[Records drawn from a dataset]
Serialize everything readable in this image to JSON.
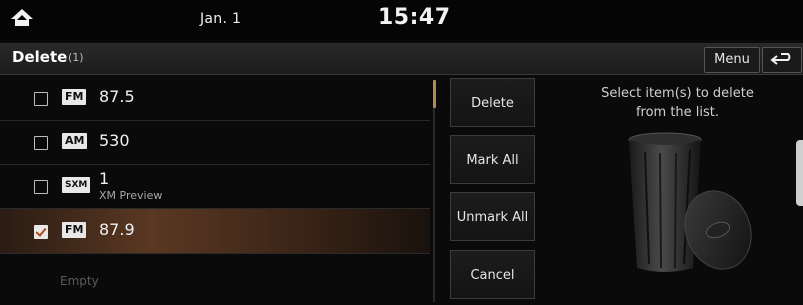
{
  "status": {
    "date": "Jan. 1",
    "time": "15:47"
  },
  "header": {
    "title": "Delete",
    "count": "(1)",
    "menu_label": "Menu"
  },
  "list": {
    "items": [
      {
        "band": "FM",
        "frequency": "87.5",
        "subtitle": "",
        "checked": false
      },
      {
        "band": "AM",
        "frequency": "530",
        "subtitle": "",
        "checked": false
      },
      {
        "band": "SXM",
        "frequency": "1",
        "subtitle": "XM Preview",
        "checked": false
      },
      {
        "band": "FM",
        "frequency": "87.9",
        "subtitle": "",
        "checked": true
      }
    ],
    "empty_label": "Empty"
  },
  "actions": {
    "delete_label": "Delete",
    "mark_all_label": "Mark All",
    "unmark_all_label": "Unmark All",
    "cancel_label": "Cancel"
  },
  "info": {
    "line1": "Select item(s) to delete",
    "line2": "from the list."
  },
  "icons": {
    "home": "home-icon",
    "back": "back-arrow-icon",
    "trash": "trash-can-icon"
  },
  "colors": {
    "accent": "#b8884f",
    "selected_row": "#5a3822"
  }
}
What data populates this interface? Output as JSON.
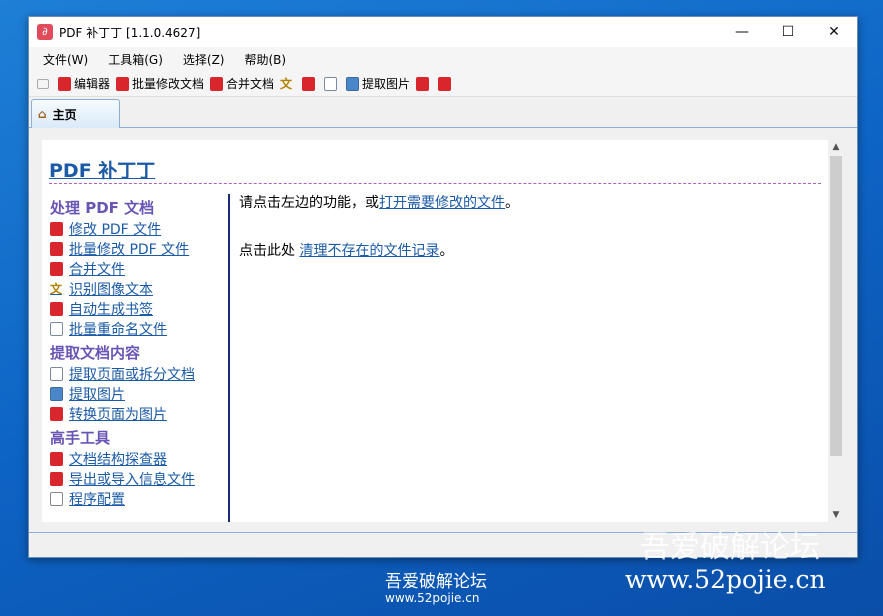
{
  "window": {
    "title": "PDF 补丁丁 [1.1.0.4627]",
    "minimize": "—",
    "maximize": "☐",
    "close": "✕"
  },
  "menu": [
    "文件(W)",
    "工具箱(G)",
    "选择(Z)",
    "帮助(B)"
  ],
  "toolbar": {
    "editor": "编辑器",
    "batch_modify": "批量修改文档",
    "merge": "合并文档",
    "extract_images": "提取图片"
  },
  "tab": {
    "home": "主页"
  },
  "page": {
    "heading": "PDF 补丁丁",
    "sections": [
      {
        "title": "处理 PDF 文档",
        "items": [
          {
            "label": "修改 PDF 文件",
            "icon": "pdf"
          },
          {
            "label": "批量修改 PDF 文件",
            "icon": "pdf"
          },
          {
            "label": "合并文件",
            "icon": "pdf"
          },
          {
            "label": "识别图像文本",
            "icon": "txt"
          },
          {
            "label": "自动生成书签",
            "icon": "pdf"
          },
          {
            "label": "批量重命名文件",
            "icon": "doc"
          }
        ]
      },
      {
        "title": "提取文档内容",
        "items": [
          {
            "label": "提取页面或拆分文档",
            "icon": "doc"
          },
          {
            "label": "提取图片",
            "icon": "img"
          },
          {
            "label": "转换页面为图片",
            "icon": "pdf"
          }
        ]
      },
      {
        "title": "高手工具",
        "items": [
          {
            "label": "文档结构探查器",
            "icon": "pdf"
          },
          {
            "label": "导出或导入信息文件",
            "icon": "pdf"
          },
          {
            "label": "程序配置",
            "icon": "cfg"
          }
        ]
      }
    ],
    "line1_prefix": "请点击左边的功能，或",
    "line1_link": "打开需要修改的文件",
    "line1_suffix": "。",
    "line2_prefix": "点击此处 ",
    "line2_link": "清理不存在的文件记录",
    "line2_suffix": "。"
  },
  "watermark": {
    "name": "吾爱破解论坛",
    "url": "www.52pojie.cn"
  }
}
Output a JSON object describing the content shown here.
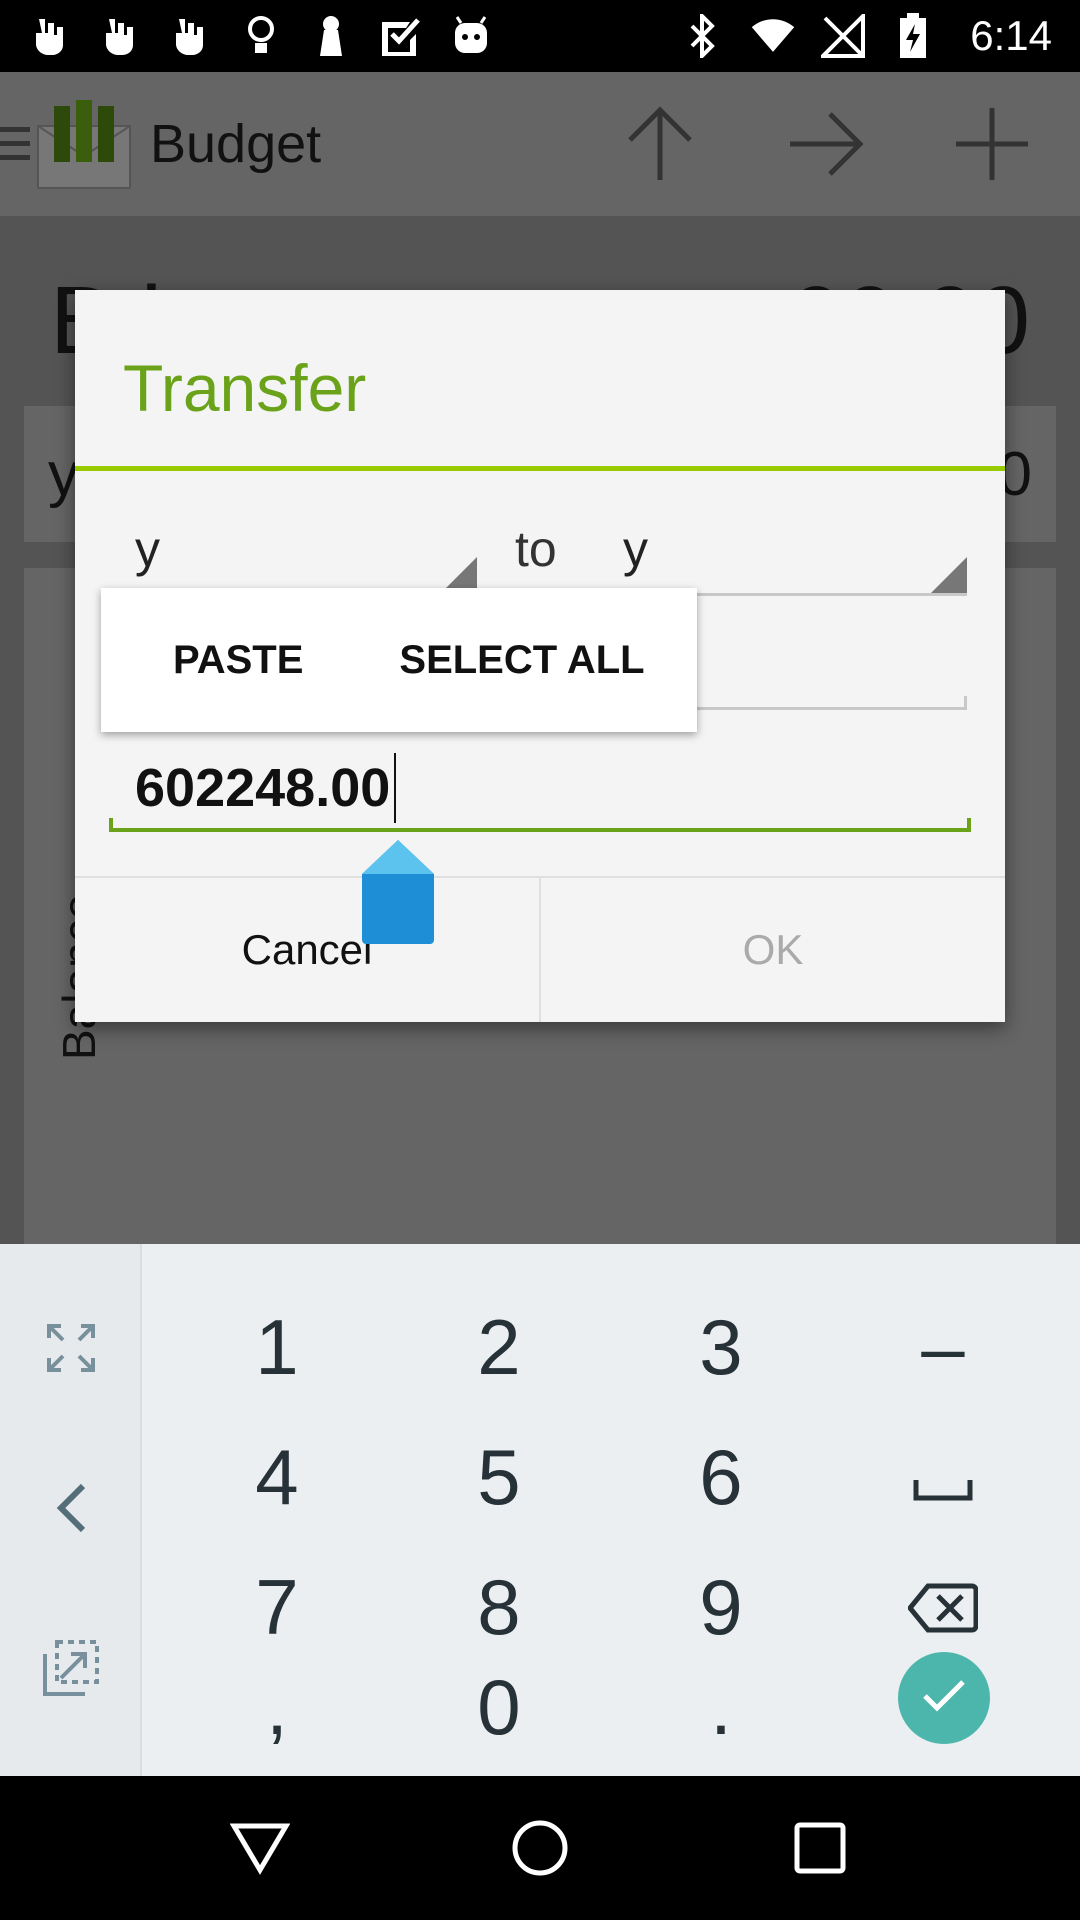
{
  "status_bar": {
    "time": "6:14",
    "left_icons": [
      "hand-icon",
      "hand-icon",
      "hand-icon",
      "bulb-icon",
      "pin-icon",
      "check-icon",
      "android-icon"
    ],
    "right_icons": [
      "bluetooth-icon",
      "wifi-icon",
      "no-signal-icon",
      "battery-charging-icon"
    ]
  },
  "app_bar": {
    "title": "Budget",
    "actions": [
      "up-arrow-icon",
      "right-arrow-icon",
      "plus-icon"
    ]
  },
  "background": {
    "balance_label": "B l",
    "balance_value": "00.00",
    "row_label": "y",
    "row_value": "0",
    "vertical_label": "Balance"
  },
  "dialog": {
    "title": "Transfer",
    "from_value": "y",
    "to_label": "to",
    "to_value": "y",
    "amount": "602248.00",
    "cancel_label": "Cancel",
    "ok_label": "OK"
  },
  "selection_popup": {
    "paste_label": "PASTE",
    "select_all_label": "SELECT ALL"
  },
  "keyboard": {
    "rows": [
      [
        "1",
        "2",
        "3",
        "–"
      ],
      [
        "4",
        "5",
        "6",
        "␣"
      ],
      [
        "7",
        "8",
        "9",
        "⌫"
      ],
      [
        ",",
        "0",
        ".",
        "✓"
      ]
    ],
    "accent_color": "#4db6ac"
  },
  "colors": {
    "accent_green": "#6aa31a",
    "divider_green": "#99cc00"
  }
}
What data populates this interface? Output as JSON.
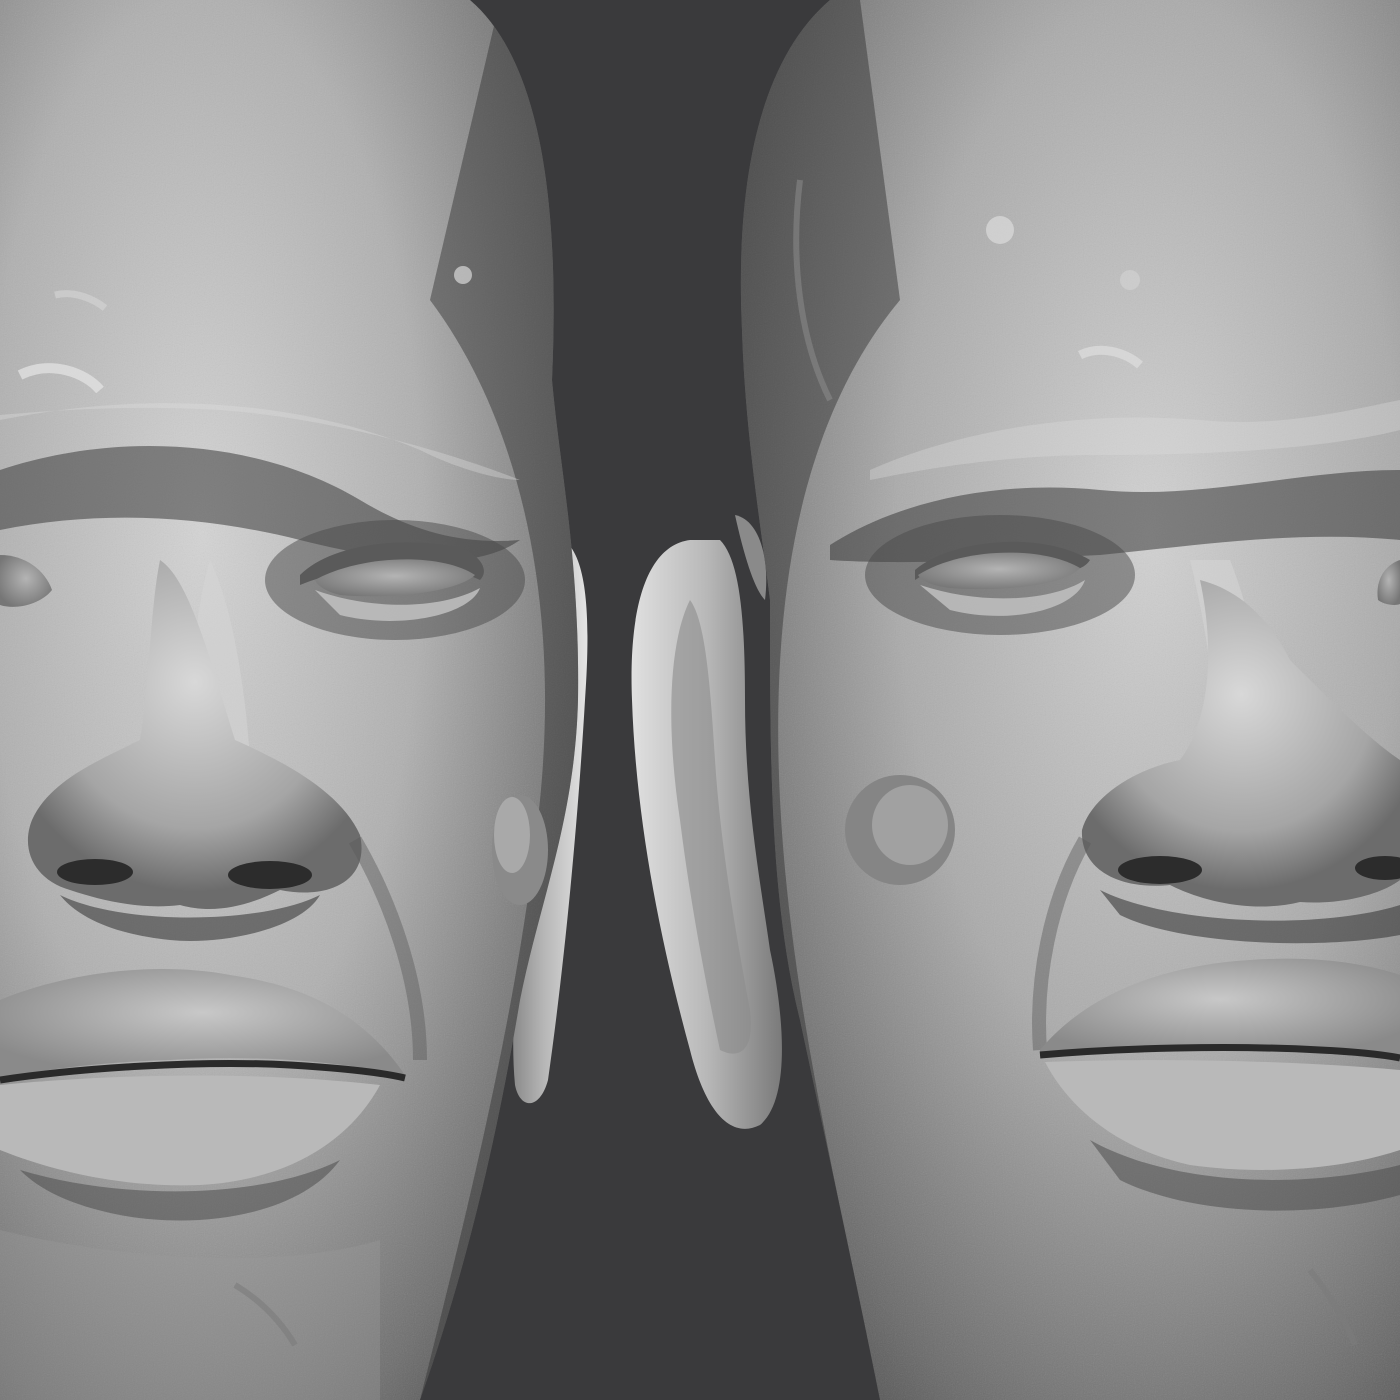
{
  "scene": {
    "subject_count": 2,
    "colors": {
      "background": "#3a3a3c",
      "clay_light": "#d2d2d2",
      "clay_mid": "#9c9c9c",
      "clay_dark": "#4a4a4a",
      "shadow": "#1e1e1e"
    }
  }
}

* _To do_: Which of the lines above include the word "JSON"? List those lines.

* _Expected output_:
Serialize everything readable in this image to JSON.
What data populates this interface? Output as JSON.
Output a JSON object describing the content shown here.
What data populates this interface? Output as JSON.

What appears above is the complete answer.